[19: Old man talks about what will be lost]
The old man who opened the film talks about what he likes about nomadic life, why he continues to live as a nomad despite the difficulties of such a life, and the annoyances of life in town. Asked what will be lost if nomadic life disappears, he points out that animals and the skills of rearing them are all that the nomads have; those gone, they will have nothing. And nomads will lose the freedom, the pure air they venerate, the beauty and pleasure of walking on the green dunes.
[20: Credits and night-time singing]
Old man interviewed at beginning
and end of film Ibrahim
Man working pulley at well Oumar
Man driving bull at well Bilal
Retired teacher interviewed Mattahel Ag Mohamed
Woman loading camel Fadimata (Doudou)
Man butchering lamb Moktar
Man changing tyre and cutting up meat Jamal Abdel Nasser Ag Mattahel
Nomad man interviewed in tent Haratine
Boy carrying metal tub Haddulaye
Man weaving string Mahmoud
Woman weaving with Fadimata Rhadijatou
Oxfam manager interviewed Mohamed Ali Ag Mattahel
Boys helping cook bird at night Baba Ag Mohamed Ali and Hassani
Traditional vet Sidi Mohamed
Man who goes down the well Sidi
Also appearing Sidi Mohamed, Yazid
Produced, directed, photographed and edited by Julian Richards
Translations: Mohamed Ali Ag Mattahel, Aboubacrine Ag Rhissa and Stéphane Mayoux
Sound advice: Dan Jones
Colourist: Simon Astbury
Online editor: James Curry
Grading and online facilities: Clear Cut Pictures, London
Title: With the Nomads (English version)/Parmi les nomades (French version)
Length: 119 minutes
Languages spoken in film: French, Tamashek, English, Hassaniya
Language of subtitles: English or French in respective versions
Shooting locations: Édiar, Tiwarwarène, Iwalen and Hajyar, in the commune of Ras El Ma, northern Mali.
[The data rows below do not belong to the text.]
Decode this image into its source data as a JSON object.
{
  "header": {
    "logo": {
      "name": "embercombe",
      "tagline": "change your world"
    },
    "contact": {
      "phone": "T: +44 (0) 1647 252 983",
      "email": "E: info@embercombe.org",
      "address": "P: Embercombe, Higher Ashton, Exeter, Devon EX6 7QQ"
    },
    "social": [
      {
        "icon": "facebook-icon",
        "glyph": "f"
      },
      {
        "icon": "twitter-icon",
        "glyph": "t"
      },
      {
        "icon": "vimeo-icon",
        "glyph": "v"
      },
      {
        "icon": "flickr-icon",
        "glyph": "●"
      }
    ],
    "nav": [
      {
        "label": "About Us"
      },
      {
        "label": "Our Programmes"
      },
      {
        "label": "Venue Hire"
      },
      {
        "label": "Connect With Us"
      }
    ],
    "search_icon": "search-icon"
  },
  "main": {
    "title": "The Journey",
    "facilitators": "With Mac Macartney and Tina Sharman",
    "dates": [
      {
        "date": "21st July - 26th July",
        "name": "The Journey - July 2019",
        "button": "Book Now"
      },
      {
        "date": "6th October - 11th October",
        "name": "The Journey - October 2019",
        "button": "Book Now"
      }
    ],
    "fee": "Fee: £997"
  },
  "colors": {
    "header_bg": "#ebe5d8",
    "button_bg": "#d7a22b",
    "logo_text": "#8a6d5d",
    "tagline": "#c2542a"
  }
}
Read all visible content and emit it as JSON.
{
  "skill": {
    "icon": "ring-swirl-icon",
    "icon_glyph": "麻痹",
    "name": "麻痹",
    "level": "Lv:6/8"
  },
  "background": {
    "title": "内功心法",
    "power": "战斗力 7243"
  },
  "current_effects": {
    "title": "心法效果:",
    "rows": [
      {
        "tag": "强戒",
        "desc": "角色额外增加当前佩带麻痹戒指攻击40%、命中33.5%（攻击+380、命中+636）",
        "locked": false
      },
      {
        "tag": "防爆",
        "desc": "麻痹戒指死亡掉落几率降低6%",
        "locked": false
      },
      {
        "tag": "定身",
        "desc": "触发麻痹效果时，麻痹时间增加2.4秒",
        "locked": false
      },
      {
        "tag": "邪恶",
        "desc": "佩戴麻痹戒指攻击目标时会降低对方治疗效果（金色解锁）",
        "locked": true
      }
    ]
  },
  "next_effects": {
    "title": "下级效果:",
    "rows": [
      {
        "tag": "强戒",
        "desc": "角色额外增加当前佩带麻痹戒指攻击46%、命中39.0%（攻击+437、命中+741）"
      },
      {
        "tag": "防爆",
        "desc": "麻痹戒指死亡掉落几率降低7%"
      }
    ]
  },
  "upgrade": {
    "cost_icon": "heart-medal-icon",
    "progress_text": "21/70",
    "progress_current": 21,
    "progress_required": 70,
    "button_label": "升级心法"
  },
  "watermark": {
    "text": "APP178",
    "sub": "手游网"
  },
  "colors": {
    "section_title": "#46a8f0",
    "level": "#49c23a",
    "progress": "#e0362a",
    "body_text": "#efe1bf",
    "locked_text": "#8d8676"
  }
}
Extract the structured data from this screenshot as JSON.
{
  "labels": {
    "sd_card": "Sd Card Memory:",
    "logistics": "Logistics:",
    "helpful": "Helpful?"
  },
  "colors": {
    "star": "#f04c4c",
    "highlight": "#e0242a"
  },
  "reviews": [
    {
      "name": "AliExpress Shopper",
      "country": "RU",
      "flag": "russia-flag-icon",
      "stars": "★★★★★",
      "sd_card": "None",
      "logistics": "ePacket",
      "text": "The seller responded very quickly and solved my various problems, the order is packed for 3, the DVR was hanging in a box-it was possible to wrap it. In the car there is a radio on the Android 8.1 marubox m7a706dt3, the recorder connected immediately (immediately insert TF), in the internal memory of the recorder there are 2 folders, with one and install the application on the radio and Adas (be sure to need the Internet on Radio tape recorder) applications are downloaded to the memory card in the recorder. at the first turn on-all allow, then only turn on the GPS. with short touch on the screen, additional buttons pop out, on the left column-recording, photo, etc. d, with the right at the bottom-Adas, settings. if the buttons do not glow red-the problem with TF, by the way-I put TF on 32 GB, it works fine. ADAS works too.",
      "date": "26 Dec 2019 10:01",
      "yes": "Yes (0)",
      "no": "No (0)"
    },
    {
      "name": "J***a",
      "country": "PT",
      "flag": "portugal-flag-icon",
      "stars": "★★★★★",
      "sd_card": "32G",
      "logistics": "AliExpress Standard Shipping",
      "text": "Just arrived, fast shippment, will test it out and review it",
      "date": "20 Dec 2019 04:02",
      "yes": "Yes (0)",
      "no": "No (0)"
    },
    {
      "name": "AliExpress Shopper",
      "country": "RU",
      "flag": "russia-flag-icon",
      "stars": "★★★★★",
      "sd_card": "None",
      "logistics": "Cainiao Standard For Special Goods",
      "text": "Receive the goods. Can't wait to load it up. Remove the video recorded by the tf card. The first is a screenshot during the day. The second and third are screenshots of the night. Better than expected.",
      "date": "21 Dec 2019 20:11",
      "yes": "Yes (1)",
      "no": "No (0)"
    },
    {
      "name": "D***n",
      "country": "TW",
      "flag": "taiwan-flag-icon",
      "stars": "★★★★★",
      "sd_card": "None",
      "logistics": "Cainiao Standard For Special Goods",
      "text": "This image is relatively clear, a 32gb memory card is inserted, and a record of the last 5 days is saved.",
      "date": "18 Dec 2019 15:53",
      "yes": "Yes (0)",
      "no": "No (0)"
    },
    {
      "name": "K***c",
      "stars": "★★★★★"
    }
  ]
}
Shooting dates: 8–18 August, 2004.
Year of completion: 2006
Shooting format MiniDV PAL
Aspect ratio: 4:3
Camera: Sony DCR-TRV900E
Microphone: Sennheiser K6/ME66
Editing systems: Apple Final Cut Pro (offline and online), Edifis f/stop (grading)
Screening format: Digital Betacam PAL
Julian Richards was born in Liverpool, in the north-west of England, the United Kingdom, in 1967. He studied philosophy, and ancient Greek and Latin literature, at university. After a successful sporting career in rowing, he took up photography seriously in 1987. Since then he has worked as an artist, photojournalist and sub-editor. With the Nomads is his first documentary.
Photojournalism and documentary video
Freelance Photographer for BBC News Online, Associated Press, Agence France-Presse, European Pressphoto Agency, BBC Focus On Africa magazine and the Dutch newspaper NRC Handelsblad, in Ivory Coast and Mali, January to September 2004
Freelance Video Cameraperson for Associated Press Television News and BBC in Niger and Ivory Coast, January and February 2004
Early Starings, The Photographers’ Workshop, Oxford, February 1991
Monuments/Numina, The Photographers’ Workshop, Oxford, February 1993
Udha Pa Mbarim/Road Without End: documentary photographs of Albanian artist Genc Mulliqi, Woolwich Town Hall, April 2001
Writer and Video Artist, Ocean – a multimedia music-theatre work, Minema Cinema, London, June 1997
Script Editor, Directors’ Assistant and Researcher, Hand on the Shoulder, drama, 45 minutes, directed by Breda Beban and Hrvoje Horvatic, for Arts Councils of England and Ontario, broadcast in Channel 4’s Midnight Underground series, July to October 1997
Video artist and performer, Calvino Project: an experimental collaboration between video artists and performers, BAC, October 2002